What is it?
A collaborative (or cooperative) learning approach involve students working together on activities or learning tasks in a group small enough for everyone to participate on a collective task that has been clearly assigned. Students in the group may work on separate tasks contributing to a common overall outcome, or work together on a shared task.
Some collaborative learning approaches put mixed ability teams or groups to work in competition with each other in order to drive more effective collaboration. There is a very wide range of approaches to collaborative and cooperative learning involving different kinds of organisation and tasks. Peer tutoring can also be considered as a type of collaborative learning, but in the Toolkit it is reviewed it as a separate topic.
How effective is it?
The impact of collaborative approaches on learning is consistently positive. However, the size of impact varies, so it is important to get the detail right. Effective collaborative learning requires much more than just sitting students together and asking them to work in a group; structured approaches with well-designed tasks lead to the greatest learning gains. There is some evidence that collaboration can be supported with competition between groups, but this is not always necessary, and can lead to learners focusing on the competition rather than the learning it aims to support. Approaches which promote talk and interaction between learners tend to result in the best gains.
There remain a fairly limited number of published studies on collaborative learning in Australian and New Zealand contexts. A meta-analysis on the topic is yet to be published. The few studies that have been published indicate that collaborative learning is an effective way of engaging students in learning, as long as it is well structured and well communicated.
A 2014 review article about cooperative learning was conducted by academics at the University of Queensland. The article found that cooperative learning was most likely to be effective when groups included four or fewer students with mixed prior achievement, and when students worked on tasks that required them to cooperate.
How secure is the evidence?
Over 40 years a number of systematic reviews and meta-analyses have provided consistent evidence about the benefits of collaborative learning. In addition to direct evidence from research into collaborative approaches, there is also indirect evidence that has shown that collaboration can increase the effectiveness of other approaches such as Mastery learning or Digital technology. Collaborative learning appears to work well for all ages if activities are suitably structured for learners’ capabilities and positive evidence has been found across the curriculum. Not all of the specific approaches to collaborative learning adopted by schools have been evaluated, so it is important to evaluate any new initiative in this area.
What are the costs?
The direct costs involved are very low, though professional development is advisable and associated with higher impact. Estimated costs for a class of 25 students are about $1,000 or $40 per student per year, including the costs of monitoring and evaluating impact of adopting the approach. Overall, the costs are estimated as very low.
What should I consider?
Students need support and practice to work together; it does not happen automatically.
Tasks need to be designed carefully so that working together is effective and efficient, otherwise some students will try to work on their own.
Competition between groups can be used to support students in working together more effectively. However, overemphasis on competition can cause learners to focus on winning rather than succeeding in their learning.

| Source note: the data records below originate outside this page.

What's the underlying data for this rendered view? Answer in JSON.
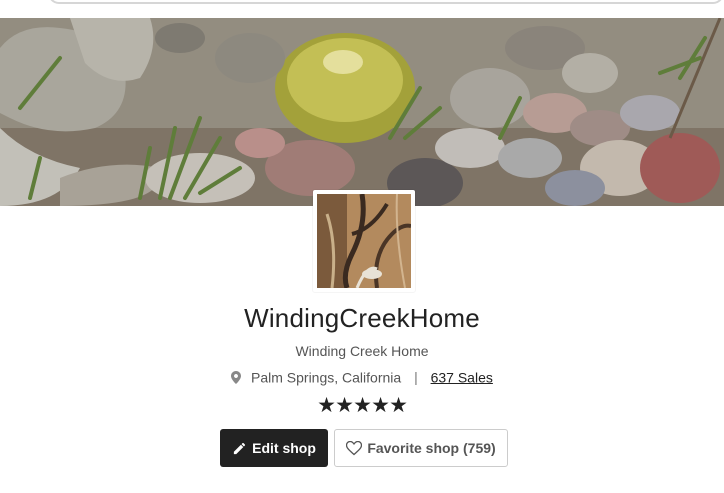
{
  "header": {
    "search_placeholder": ""
  },
  "shop": {
    "name": "WindingCreekHome",
    "subtitle": "Winding Creek Home",
    "location": "Palm Springs, California",
    "separator": "|",
    "sales": "637 Sales",
    "rating_stars": [
      "★",
      "★",
      "★",
      "★",
      "★"
    ],
    "rating": 5
  },
  "actions": {
    "edit_label": "Edit shop",
    "favorite_label": "Favorite shop (759)"
  },
  "icons": {
    "pin": "location-pin-icon",
    "pencil": "pencil-icon",
    "heart": "heart-outline-icon"
  },
  "colors": {
    "primary_button": "#222222",
    "text": "#222222",
    "muted_text": "#555555",
    "border": "#cccccc"
  }
}
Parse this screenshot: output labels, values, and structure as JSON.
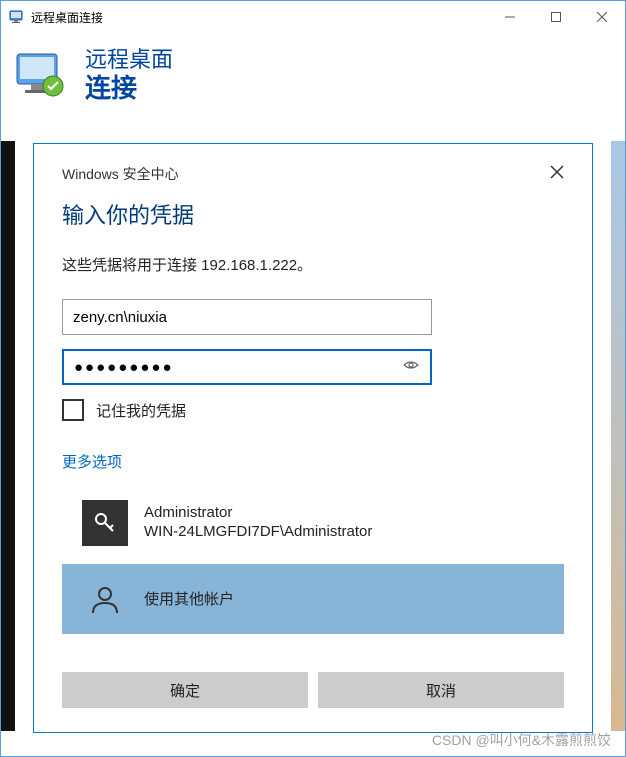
{
  "window": {
    "title": "远程桌面连接"
  },
  "banner": {
    "line1": "远程桌面",
    "line2": "连接"
  },
  "security": {
    "header": "Windows 安全中心",
    "heading": "输入你的凭据",
    "desc": "这些凭据将用于连接 192.168.1.222。",
    "username_value": "zeny.cn\\niuxia",
    "password_value": "●●●●●●●●●",
    "remember_label": "记住我的凭据",
    "more_options": "更多选项",
    "account1": {
      "name": "Administrator",
      "sub": "WIN-24LMGFDI7DF\\Administrator"
    },
    "account2": {
      "label": "使用其他帐户"
    },
    "ok": "确定",
    "cancel": "取消"
  },
  "watermark": "CSDN @叫小何&木露煎煎饺"
}
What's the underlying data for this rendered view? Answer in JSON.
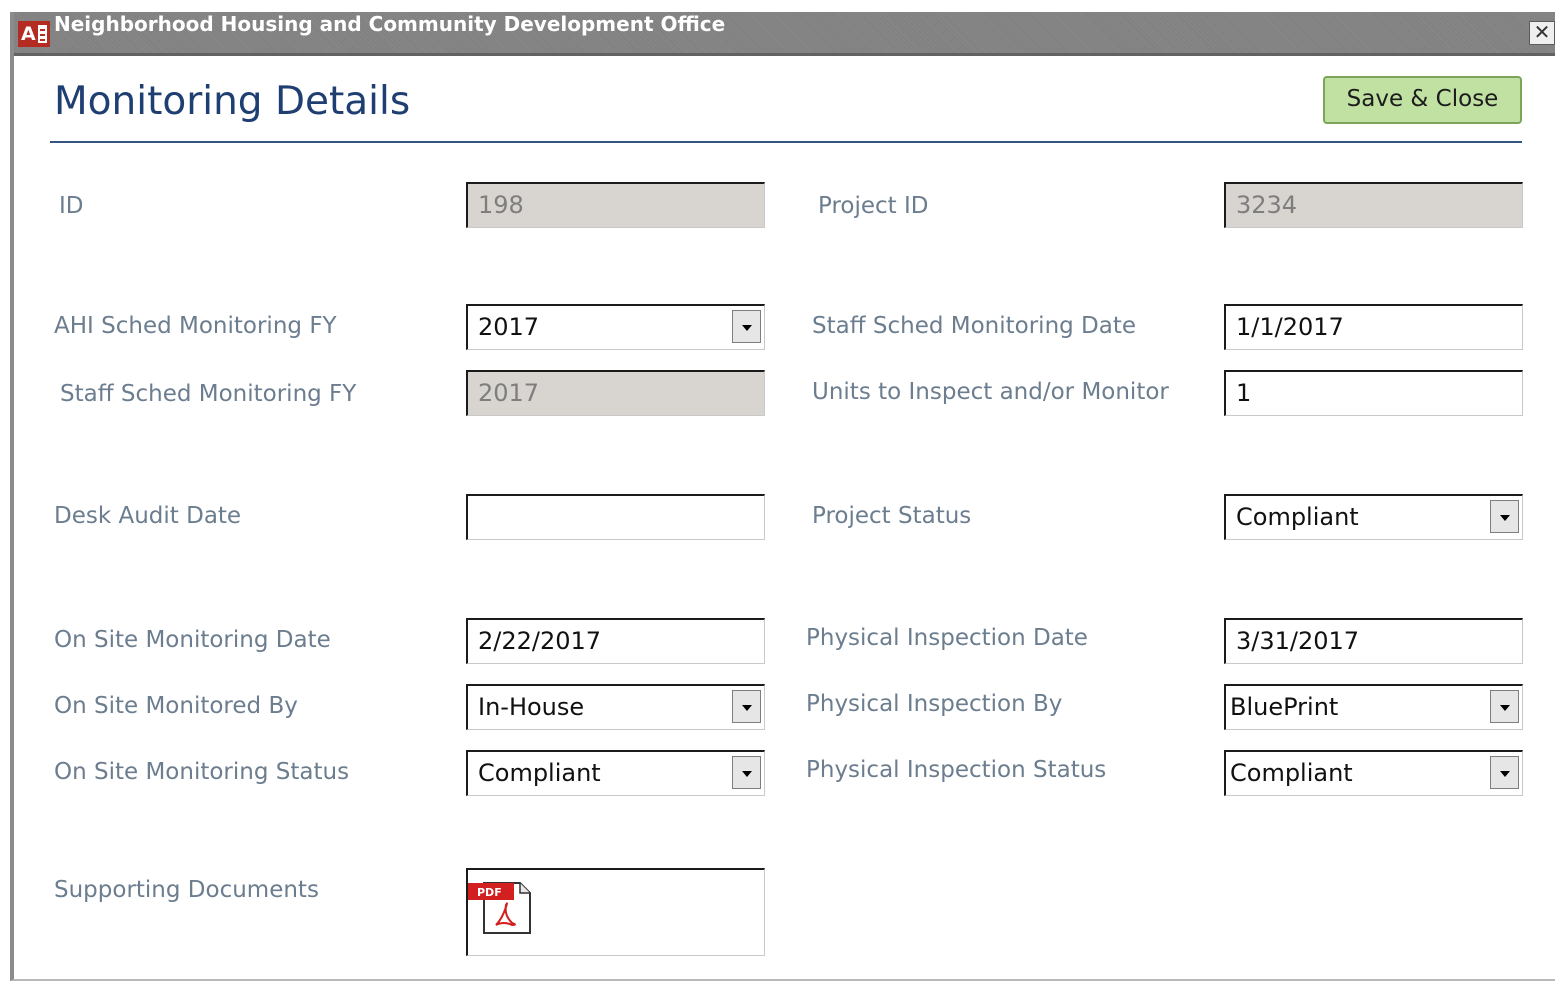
{
  "window": {
    "title": "Neighborhood Housing and Community Development Office",
    "app_icon_letter": "A",
    "close_glyph": "✕"
  },
  "header": {
    "title": "Monitoring Details",
    "save_close_label": "Save & Close"
  },
  "fields": {
    "id": {
      "label": "ID",
      "value": "198"
    },
    "project_id": {
      "label": "Project ID",
      "value": "3234"
    },
    "ahi_sched_fy": {
      "label": "AHI Sched Monitoring FY",
      "value": "2017"
    },
    "staff_sched_date": {
      "label": "Staff Sched Monitoring Date",
      "value": "1/1/2017"
    },
    "staff_sched_fy": {
      "label": "Staff Sched Monitoring FY",
      "value": "2017"
    },
    "units": {
      "label": "Units to Inspect and/or Monitor",
      "value": "1"
    },
    "desk_audit_date": {
      "label": "Desk Audit Date",
      "value": ""
    },
    "project_status": {
      "label": "Project Status",
      "value": "Compliant"
    },
    "on_site_date": {
      "label": "On Site Monitoring Date",
      "value": "2/22/2017"
    },
    "physical_date": {
      "label": "Physical Inspection Date",
      "value": "3/31/2017"
    },
    "on_site_by": {
      "label": "On Site Monitored By",
      "value": "In-House"
    },
    "physical_by": {
      "label": "Physical Inspection By",
      "value": "BluePrint"
    },
    "on_site_status": {
      "label": "On Site Monitoring Status",
      "value": "Compliant"
    },
    "physical_status": {
      "label": "Physical Inspection Status",
      "value": "Compliant"
    },
    "supporting_docs": {
      "label": "Supporting Documents",
      "attachment_icon": "pdf-file-icon",
      "attachment_badge": "PDF"
    }
  },
  "colors": {
    "title_blue": "#1f3f73",
    "label_gray": "#6b7d8e",
    "save_green": "#c1e1a3",
    "locked_field": "#d8d5d0",
    "pdf_red": "#d21f1f"
  }
}
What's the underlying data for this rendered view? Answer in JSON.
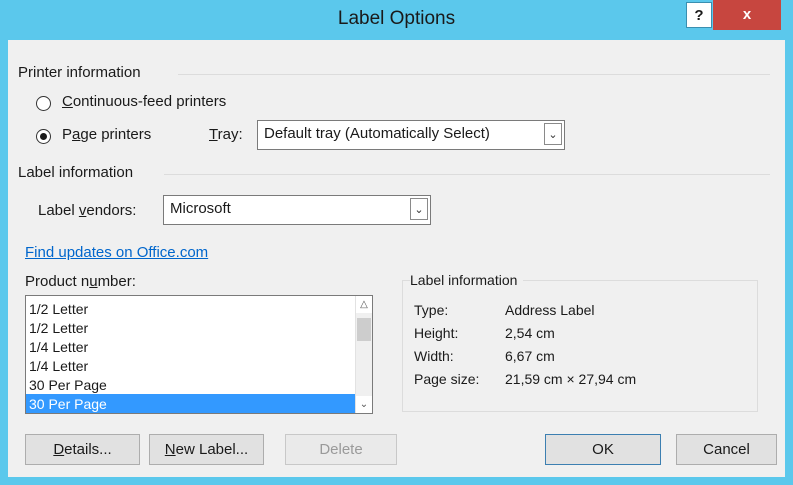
{
  "window": {
    "title": "Label Options",
    "help_glyph": "?",
    "close_glyph": "x"
  },
  "printer_info": {
    "heading": "Printer information",
    "continuous": {
      "prefix": "",
      "accel": "C",
      "rest": "ontinuous-feed printers",
      "checked": false
    },
    "page": {
      "prefix": "P",
      "accel": "a",
      "rest": "ge printers",
      "checked": true
    },
    "tray_label": {
      "prefix": "",
      "accel": "T",
      "rest": "ray:"
    },
    "tray_value": "Default tray (Automatically Select)"
  },
  "label_info": {
    "heading": "Label information",
    "vendors_label": {
      "prefix": "Label ",
      "accel": "v",
      "rest": "endors:"
    },
    "vendors_value": "Microsoft",
    "find_updates_link": "Find updates on Office.com"
  },
  "product": {
    "label": {
      "prefix": "Product n",
      "accel": "u",
      "rest": "mber:"
    },
    "items": [
      "1/2 Letter",
      "1/2 Letter",
      "1/4 Letter",
      "1/4 Letter",
      "30 Per Page",
      "30 Per Page"
    ],
    "selected_index": 5
  },
  "details": {
    "heading": "Label information",
    "rows": [
      {
        "key": "Type:",
        "value": "Address Label"
      },
      {
        "key": "Height:",
        "value": "2,54 cm"
      },
      {
        "key": "Width:",
        "value": "6,67 cm"
      },
      {
        "key": "Page size:",
        "value": "21,59 cm × 27,94 cm"
      }
    ]
  },
  "buttons": {
    "details": {
      "prefix": "",
      "accel": "D",
      "rest": "etails..."
    },
    "new_label": {
      "prefix": "",
      "accel": "N",
      "rest": "ew Label..."
    },
    "delete": "Delete",
    "ok": "OK",
    "cancel": "Cancel"
  },
  "icons": {
    "dropdown": "chevron-down-icon",
    "scroll_up": "arrow-up-icon",
    "scroll_down": "arrow-down-icon"
  },
  "colors": {
    "titlebar": "#5bc8ec",
    "close_button": "#c7463f",
    "selection": "#3399ff",
    "link": "#0066cc"
  }
}
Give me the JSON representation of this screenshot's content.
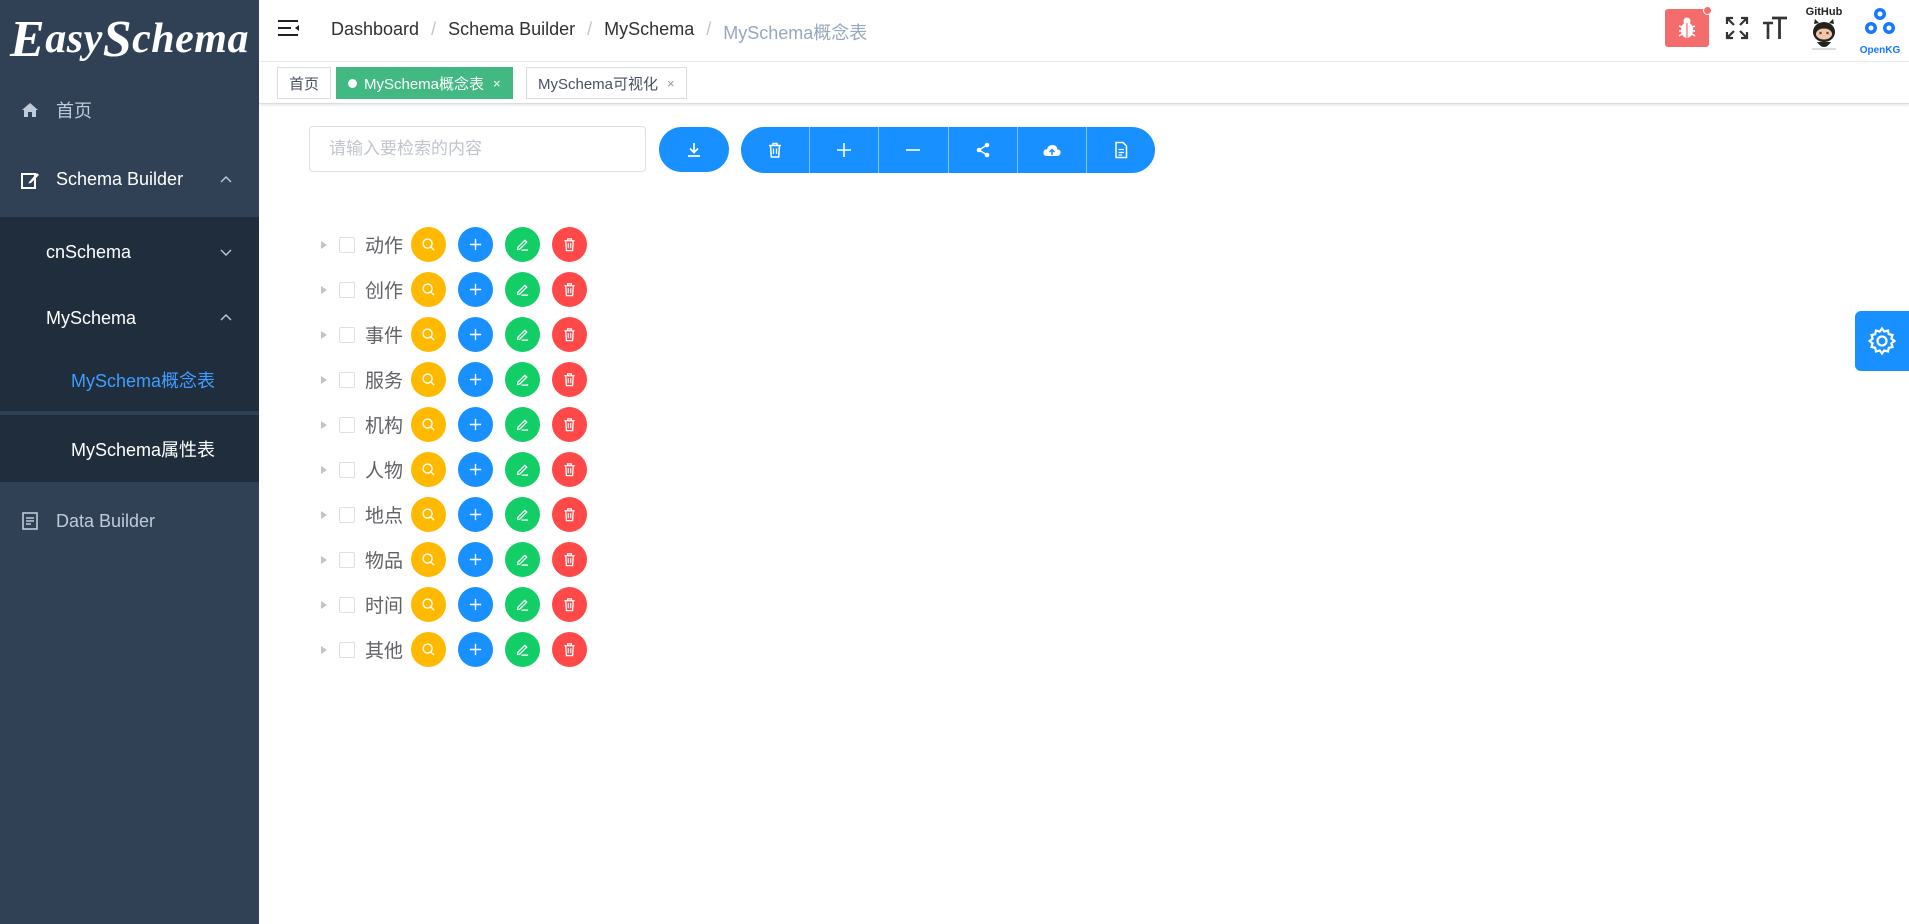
{
  "app": {
    "logo": {
      "part1_big": "E",
      "part1": "asy",
      "part2_big": "S",
      "part2": "chema"
    }
  },
  "sidebar": {
    "items": [
      {
        "label": "首页",
        "icon": "home-icon"
      },
      {
        "label": "Schema Builder",
        "icon": "edit-icon",
        "expanded": true
      },
      {
        "label": "cnSchema",
        "expanded": false
      },
      {
        "label": "MySchema",
        "expanded": true
      },
      {
        "label": "MySchema概念表",
        "active": true
      },
      {
        "label": "MySchema属性表"
      },
      {
        "label": "Data Builder",
        "icon": "document-icon"
      }
    ]
  },
  "breadcrumb": [
    "Dashboard",
    "Schema Builder",
    "MySchema",
    "MySchema概念表"
  ],
  "navbar": {
    "github_label": "GitHub",
    "openkg_label": "OpenKG"
  },
  "tags": [
    {
      "label": "首页",
      "active": false,
      "closable": false
    },
    {
      "label": "MySchema概念表",
      "active": true,
      "closable": true
    },
    {
      "label": "MySchema可视化",
      "active": false,
      "closable": true
    }
  ],
  "tag_close_glyph": "×",
  "search": {
    "placeholder": "请输入要检索的内容",
    "value": ""
  },
  "toolbar": {
    "download_icon": "download-icon",
    "group_icons": [
      "trash-icon",
      "plus-icon",
      "minus-icon",
      "share-icon",
      "cloud-upload-icon",
      "document-icon"
    ]
  },
  "tree": {
    "nodes": [
      "动作",
      "创作",
      "事件",
      "服务",
      "机构",
      "人物",
      "地点",
      "物品",
      "时间",
      "其他"
    ]
  },
  "colors": {
    "sidebar_bg": "#304156",
    "submenu_bg": "#1f2d3d",
    "primary": "#1890ff",
    "tag_active": "#42b983",
    "warning": "#ffba00",
    "success": "#13ce66",
    "danger": "#ff4949"
  }
}
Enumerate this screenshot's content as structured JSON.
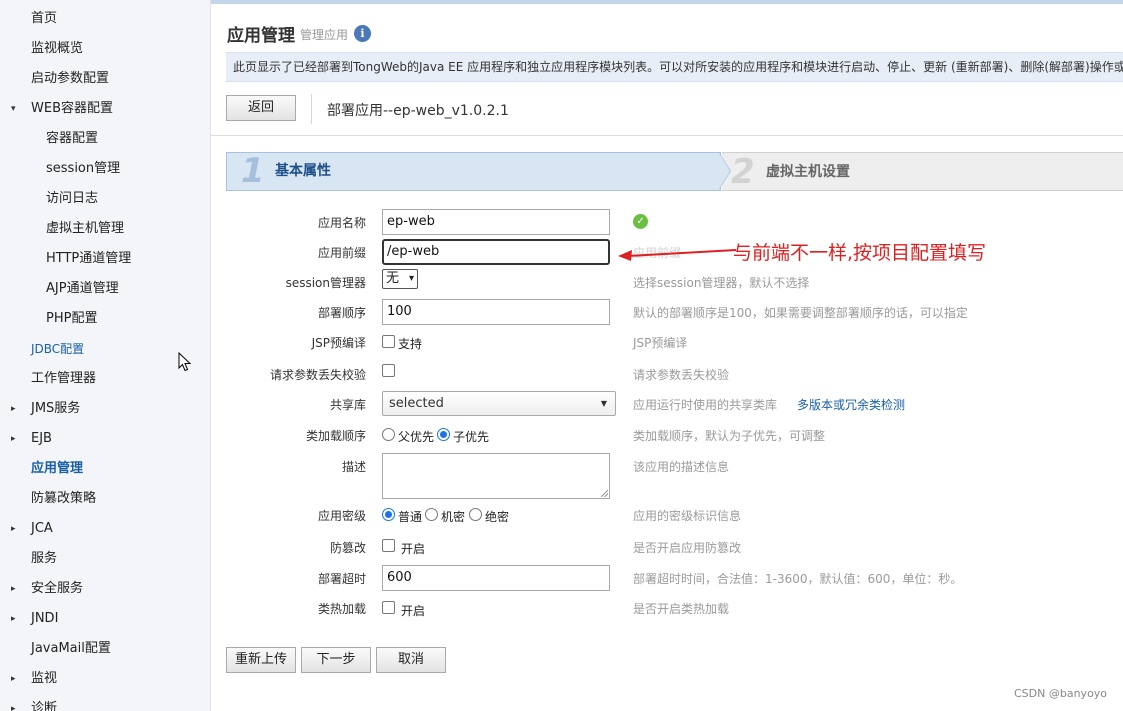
{
  "sidebar": {
    "items": [
      {
        "label": "首页"
      },
      {
        "label": "监视概览"
      },
      {
        "label": "启动参数配置"
      },
      {
        "label": "WEB容器配置",
        "caret": "▾"
      },
      {
        "label": "容器配置"
      },
      {
        "label": "session管理"
      },
      {
        "label": "访问日志"
      },
      {
        "label": "虚拟主机管理"
      },
      {
        "label": "HTTP通道管理"
      },
      {
        "label": "AJP通道管理"
      },
      {
        "label": "PHP配置"
      },
      {
        "label": "JDBC配置"
      },
      {
        "label": "工作管理器"
      },
      {
        "label": "JMS服务",
        "caret": "▸"
      },
      {
        "label": "EJB",
        "caret": "▸"
      },
      {
        "label": "应用管理"
      },
      {
        "label": "防篡改策略"
      },
      {
        "label": "JCA",
        "caret": "▸"
      },
      {
        "label": "服务"
      },
      {
        "label": "安全服务",
        "caret": "▸"
      },
      {
        "label": "JNDI",
        "caret": "▸"
      },
      {
        "label": "JavaMail配置"
      },
      {
        "label": "监视",
        "caret": "▸"
      },
      {
        "label": "诊断",
        "caret": "▸"
      }
    ]
  },
  "header": {
    "title": "应用管理",
    "subtitle": "管理应用",
    "info_glyph": "i",
    "description": "此页显示了已经部署到TongWeb的Java EE 应用程序和独立应用程序模块列表。可以对所安装的应用程序和模块进行启动、停止、更新 (重新部署)、删除(解部署)操作或者"
  },
  "toolbar": {
    "back_label": "返回",
    "deploy_title": "部署应用--ep-web_v1.0.2.1"
  },
  "steps": [
    {
      "num": "1",
      "label": "基本属性"
    },
    {
      "num": "2",
      "label": "虚拟主机设置"
    }
  ],
  "form": {
    "app_name": {
      "label": "应用名称",
      "value": "ep-web"
    },
    "app_prefix": {
      "label": "应用前缀",
      "value": "/ep-web",
      "hint": "应用前缀"
    },
    "session_mgr": {
      "label": "session管理器",
      "value": "无",
      "hint": "选择session管理器，默认不选择"
    },
    "deploy_order": {
      "label": "部署顺序",
      "value": "100",
      "hint": "默认的部署顺序是100，如果需要调整部署顺序的话，可以指定"
    },
    "jsp_precompile": {
      "label": "JSP预编译",
      "option": "支持",
      "hint": "JSP预编译"
    },
    "param_check": {
      "label": "请求参数丢失校验",
      "hint": "请求参数丢失校验"
    },
    "shared_lib": {
      "label": "共享库",
      "value": "selected",
      "hint": "应用运行时使用的共享类库",
      "link": "多版本或冗余类检测"
    },
    "class_order": {
      "label": "类加载顺序",
      "opt1": "父优先",
      "opt2": "子优先",
      "hint": "类加载顺序，默认为子优先，可调整"
    },
    "description": {
      "label": "描述",
      "hint": "该应用的描述信息"
    },
    "secret_level": {
      "label": "应用密级",
      "opt1": "普通",
      "opt2": "机密",
      "opt3": "绝密",
      "hint": "应用的密级标识信息"
    },
    "tamper": {
      "label": "防篡改",
      "option": "开启",
      "hint": "是否开启应用防篡改"
    },
    "deploy_timeout": {
      "label": "部署超时",
      "value": "600",
      "hint": "部署超时时间，合法值：1-3600，默认值：600，单位：秒。"
    },
    "hot_reload": {
      "label": "类热加载",
      "option": "开启",
      "hint": "是否开启类热加载"
    }
  },
  "actions": {
    "reupload": "重新上传",
    "next": "下一步",
    "cancel": "取消"
  },
  "annotation": "与前端不一样,按项目配置填写",
  "watermark": "CSDN @banyoyo",
  "colors": {
    "accent": "#1a5fa8",
    "annotation": "#e02020",
    "step_active_bg": "#d8e5f3",
    "ok_green": "#6bbf3e"
  }
}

It is particularly important to encourage lower achieving students to talk and articulate their thinking in collaborative tasks to ensure they benefit fully.
Have you considered what professional development is required to support effective use of these approaches?